#### About this task:
Could you set down the listing below exactly, leaving out its pictures?

#### Input for this task:
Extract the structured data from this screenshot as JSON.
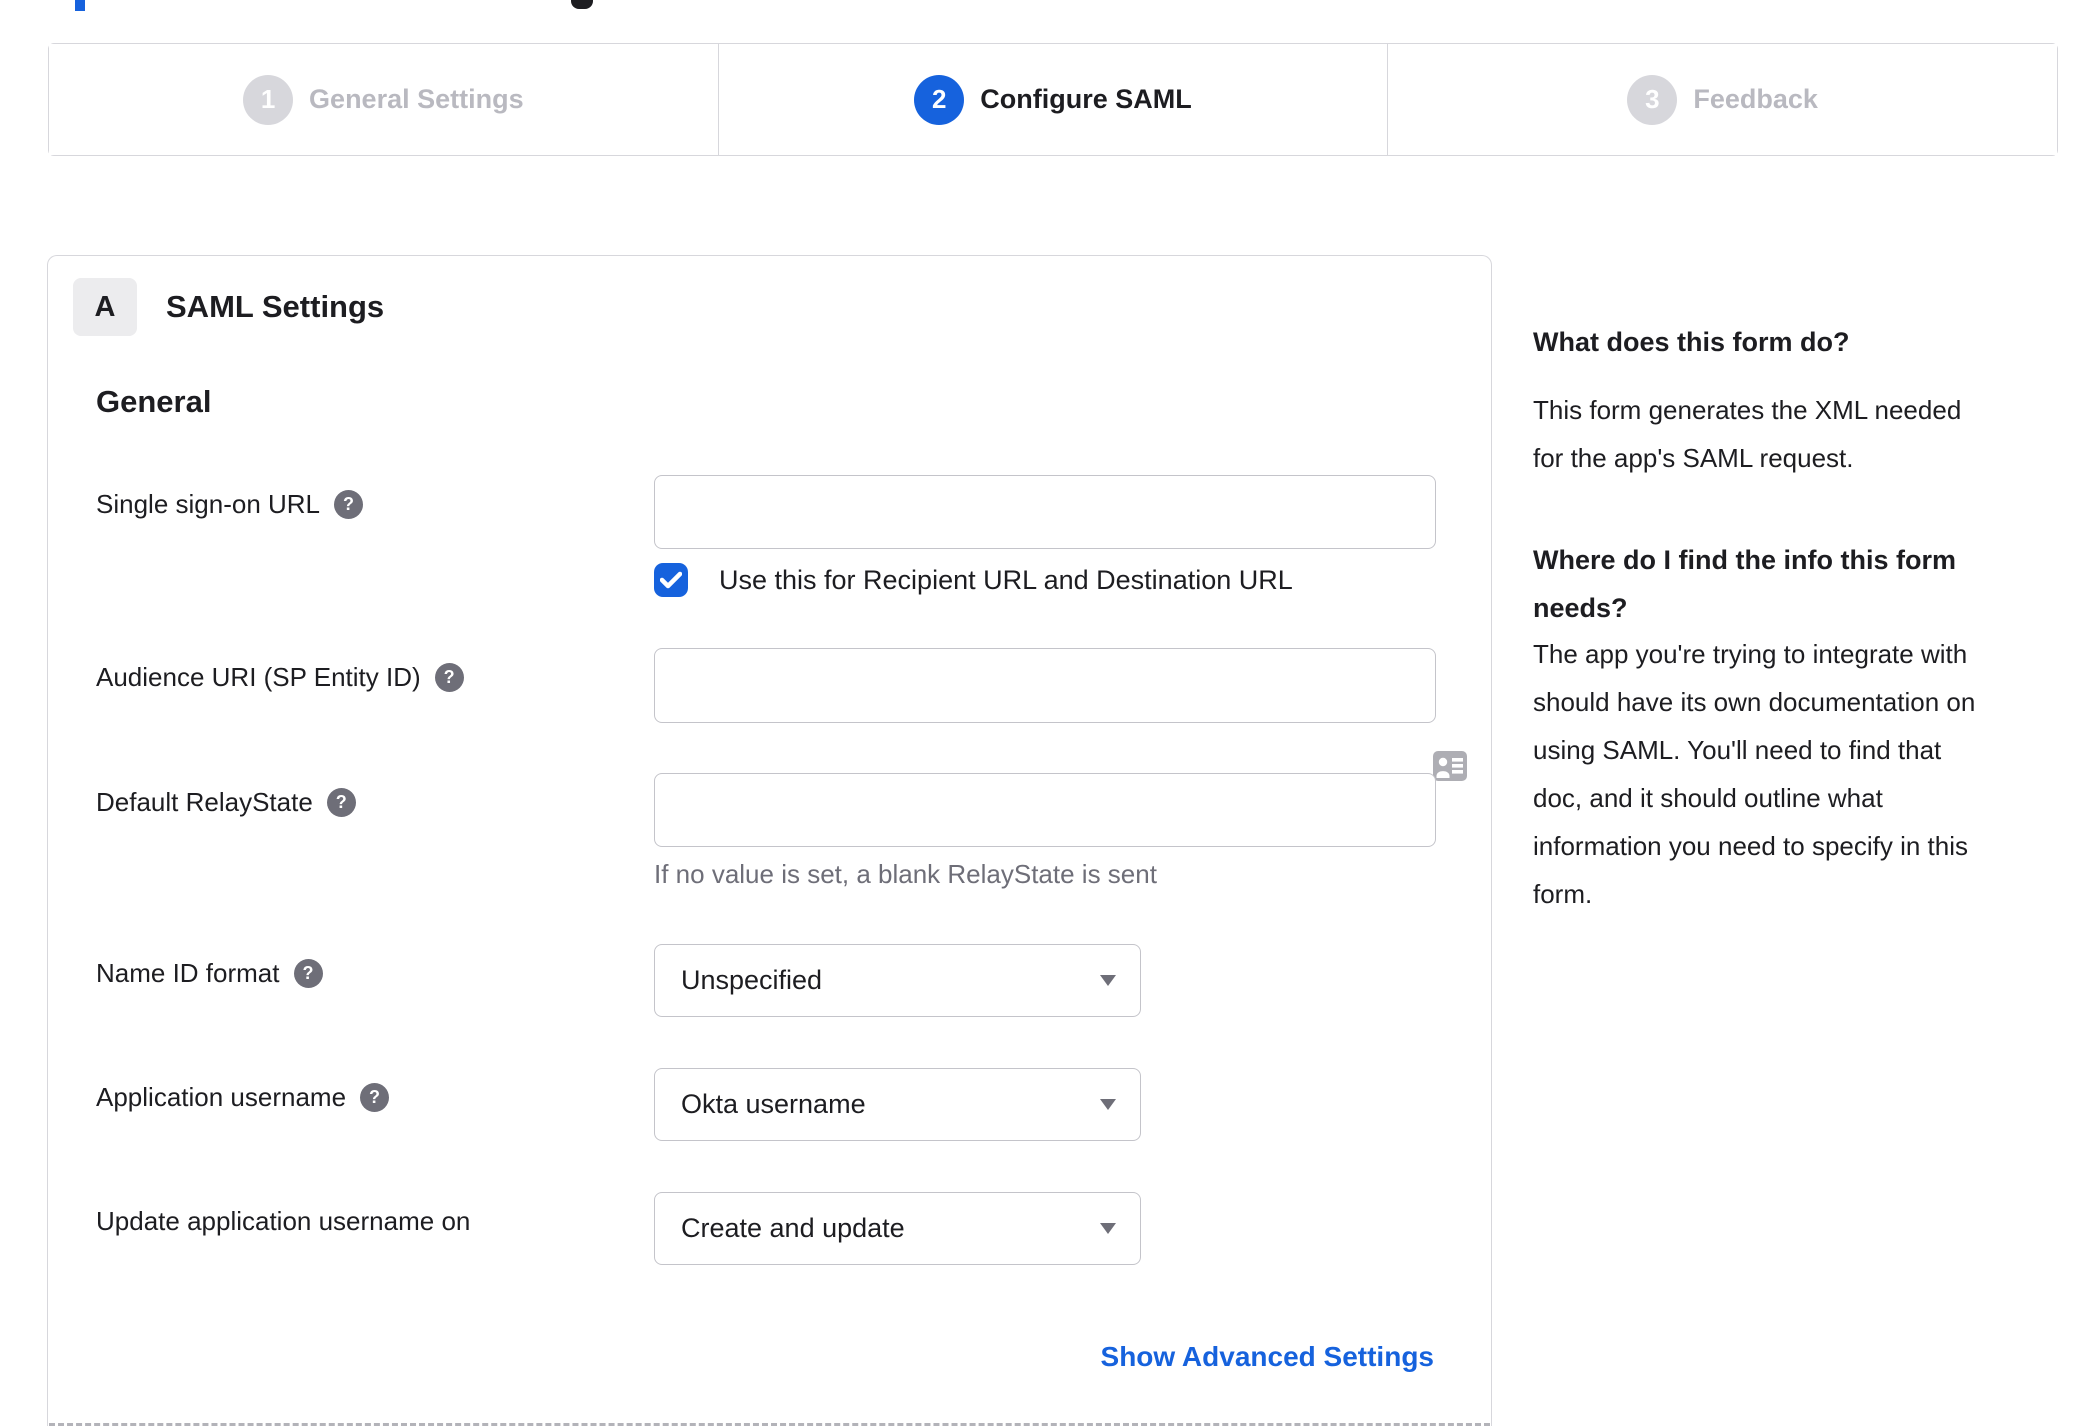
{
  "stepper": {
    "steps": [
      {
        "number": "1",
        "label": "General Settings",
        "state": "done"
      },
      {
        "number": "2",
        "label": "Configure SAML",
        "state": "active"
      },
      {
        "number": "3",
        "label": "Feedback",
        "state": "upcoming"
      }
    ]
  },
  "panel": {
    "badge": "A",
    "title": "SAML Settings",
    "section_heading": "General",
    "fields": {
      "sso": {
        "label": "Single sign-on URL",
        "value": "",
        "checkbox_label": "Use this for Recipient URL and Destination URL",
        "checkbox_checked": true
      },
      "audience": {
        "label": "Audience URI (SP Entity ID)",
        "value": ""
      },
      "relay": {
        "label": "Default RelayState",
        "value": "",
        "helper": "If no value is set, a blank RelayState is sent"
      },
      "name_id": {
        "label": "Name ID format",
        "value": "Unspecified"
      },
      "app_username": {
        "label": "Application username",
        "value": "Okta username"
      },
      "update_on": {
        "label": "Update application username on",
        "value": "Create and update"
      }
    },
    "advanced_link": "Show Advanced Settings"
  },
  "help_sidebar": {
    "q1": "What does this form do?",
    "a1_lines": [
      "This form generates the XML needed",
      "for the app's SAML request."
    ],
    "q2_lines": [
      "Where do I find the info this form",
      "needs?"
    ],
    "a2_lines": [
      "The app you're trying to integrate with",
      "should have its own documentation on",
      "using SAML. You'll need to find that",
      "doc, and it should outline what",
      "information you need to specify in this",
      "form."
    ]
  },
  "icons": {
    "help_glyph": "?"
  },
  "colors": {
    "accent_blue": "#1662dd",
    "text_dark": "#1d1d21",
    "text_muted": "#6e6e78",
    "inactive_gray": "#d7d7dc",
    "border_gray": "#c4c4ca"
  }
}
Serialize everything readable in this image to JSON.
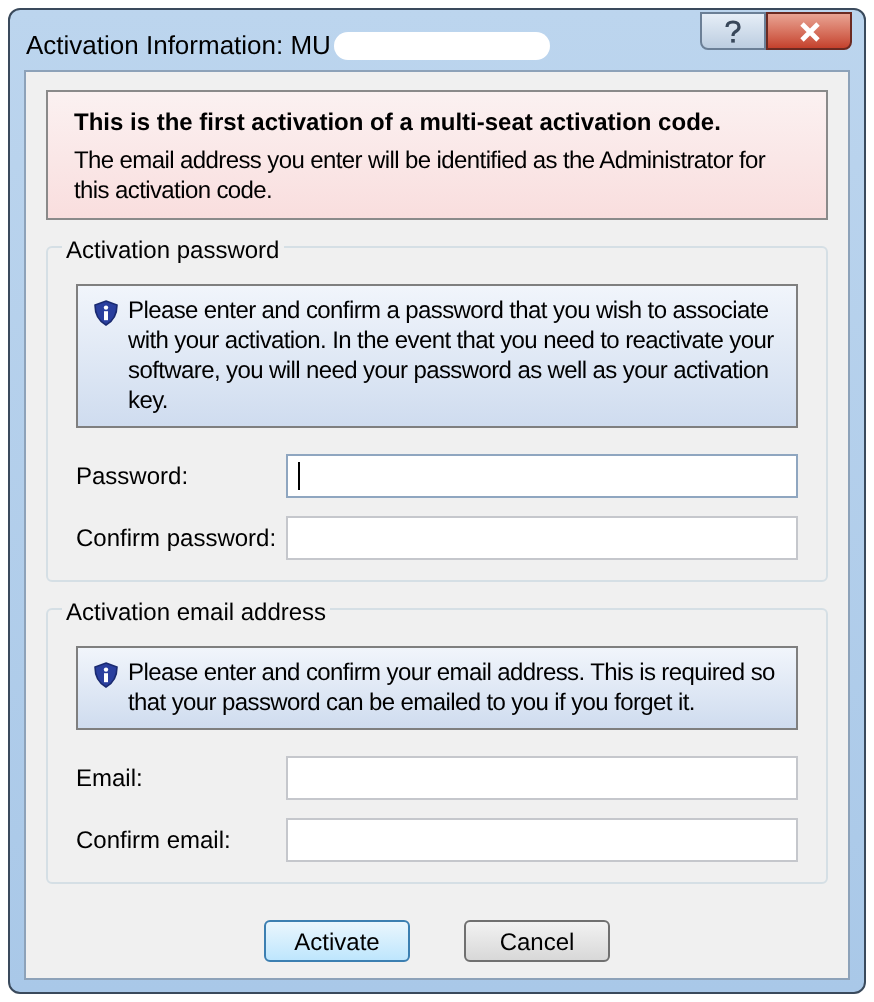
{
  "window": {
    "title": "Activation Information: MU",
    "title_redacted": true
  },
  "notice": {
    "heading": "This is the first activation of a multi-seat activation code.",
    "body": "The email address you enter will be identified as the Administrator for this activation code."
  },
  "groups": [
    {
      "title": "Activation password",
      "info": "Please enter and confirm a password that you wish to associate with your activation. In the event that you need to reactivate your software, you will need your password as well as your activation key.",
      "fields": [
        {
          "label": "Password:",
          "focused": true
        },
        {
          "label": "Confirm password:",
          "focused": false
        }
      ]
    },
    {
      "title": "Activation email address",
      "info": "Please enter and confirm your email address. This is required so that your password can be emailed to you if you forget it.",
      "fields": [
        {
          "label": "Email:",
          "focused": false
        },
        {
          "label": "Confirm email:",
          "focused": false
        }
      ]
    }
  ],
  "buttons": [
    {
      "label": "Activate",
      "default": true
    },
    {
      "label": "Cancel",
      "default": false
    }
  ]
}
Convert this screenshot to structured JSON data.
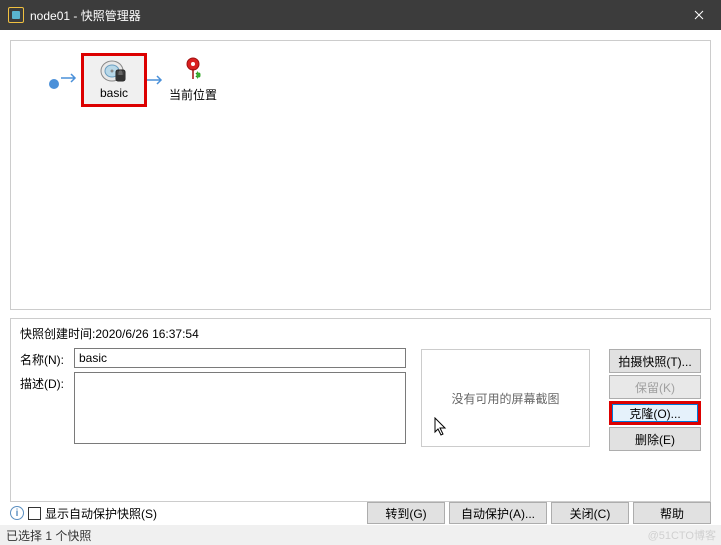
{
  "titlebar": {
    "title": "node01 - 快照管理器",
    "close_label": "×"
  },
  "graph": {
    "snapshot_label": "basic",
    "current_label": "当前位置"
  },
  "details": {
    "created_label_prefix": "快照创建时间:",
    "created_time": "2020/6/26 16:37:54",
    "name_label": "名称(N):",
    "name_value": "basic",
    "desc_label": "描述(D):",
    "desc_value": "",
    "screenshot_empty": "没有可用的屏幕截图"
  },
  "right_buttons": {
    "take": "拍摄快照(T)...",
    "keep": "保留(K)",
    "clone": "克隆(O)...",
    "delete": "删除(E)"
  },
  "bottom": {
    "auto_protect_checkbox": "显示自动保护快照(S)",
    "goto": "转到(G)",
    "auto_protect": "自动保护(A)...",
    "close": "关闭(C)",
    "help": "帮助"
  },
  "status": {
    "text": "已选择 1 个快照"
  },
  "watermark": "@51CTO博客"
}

#### Result of this exercise:
Extract the structured data from this screenshot as JSON.
{
  "stepper": {
    "steps": [
      {
        "number": "1",
        "label": "General Settings",
        "state": "done"
      },
      {
        "number": "2",
        "label": "Configure SAML",
        "state": "active"
      },
      {
        "number": "3",
        "label": "Feedback",
        "state": "upcoming"
      }
    ]
  },
  "panel": {
    "badge": "A",
    "title": "SAML Settings",
    "section_heading": "General",
    "fields": {
      "sso": {
        "label": "Single sign-on URL",
        "value": "",
        "checkbox_label": "Use this for Recipient URL and Destination URL",
        "checkbox_checked": true
      },
      "audience": {
        "label": "Audience URI (SP Entity ID)",
        "value": ""
      },
      "relay": {
        "label": "Default RelayState",
        "value": "",
        "helper": "If no value is set, a blank RelayState is sent"
      },
      "name_id": {
        "label": "Name ID format",
        "value": "Unspecified"
      },
      "app_username": {
        "label": "Application username",
        "value": "Okta username"
      },
      "update_on": {
        "label": "Update application username on",
        "value": "Create and update"
      }
    },
    "advanced_link": "Show Advanced Settings"
  },
  "help_sidebar": {
    "q1": "What does this form do?",
    "a1_lines": [
      "This form generates the XML needed",
      "for the app's SAML request."
    ],
    "q2_lines": [
      "Where do I find the info this form",
      "needs?"
    ],
    "a2_lines": [
      "The app you're trying to integrate with",
      "should have its own documentation on",
      "using SAML. You'll need to find that",
      "doc, and it should outline what",
      "information you need to specify in this",
      "form."
    ]
  },
  "icons": {
    "help_glyph": "?"
  },
  "colors": {
    "accent_blue": "#1662dd",
    "text_dark": "#1d1d21",
    "text_muted": "#6e6e78",
    "inactive_gray": "#d7d7dc",
    "border_gray": "#c4c4ca"
  }
}
Serialize everything readable in this image to JSON.
{
  "window": {
    "title": "Activation Information: MU",
    "title_redacted": true
  },
  "notice": {
    "heading": "This is the first activation of a multi-seat activation code.",
    "body": "The email address you enter will be identified as the Administrator for this activation code."
  },
  "groups": [
    {
      "title": "Activation password",
      "info": "Please enter and confirm a password that you wish to associate with your activation. In the event that you need to reactivate your software, you will need your password as well as your activation key.",
      "fields": [
        {
          "label": "Password:",
          "focused": true
        },
        {
          "label": "Confirm password:",
          "focused": false
        }
      ]
    },
    {
      "title": "Activation email address",
      "info": "Please enter and confirm your email address. This is required so that your password can be emailed to you if you forget it.",
      "fields": [
        {
          "label": "Email:",
          "focused": false
        },
        {
          "label": "Confirm email:",
          "focused": false
        }
      ]
    }
  ],
  "buttons": [
    {
      "label": "Activate",
      "default": true
    },
    {
      "label": "Cancel",
      "default": false
    }
  ]
}
Convert this screenshot to structured JSON data.
{
  "titlebar": {
    "title": "node01 - 快照管理器",
    "close_label": "×"
  },
  "graph": {
    "snapshot_label": "basic",
    "current_label": "当前位置"
  },
  "details": {
    "created_label_prefix": "快照创建时间:",
    "created_time": "2020/6/26 16:37:54",
    "name_label": "名称(N):",
    "name_value": "basic",
    "desc_label": "描述(D):",
    "desc_value": "",
    "screenshot_empty": "没有可用的屏幕截图"
  },
  "right_buttons": {
    "take": "拍摄快照(T)...",
    "keep": "保留(K)",
    "clone": "克隆(O)...",
    "delete": "删除(E)"
  },
  "bottom": {
    "auto_protect_checkbox": "显示自动保护快照(S)",
    "goto": "转到(G)",
    "auto_protect": "自动保护(A)...",
    "close": "关闭(C)",
    "help": "帮助"
  },
  "status": {
    "text": "已选择 1 个快照"
  },
  "watermark": "@51CTO博客"
}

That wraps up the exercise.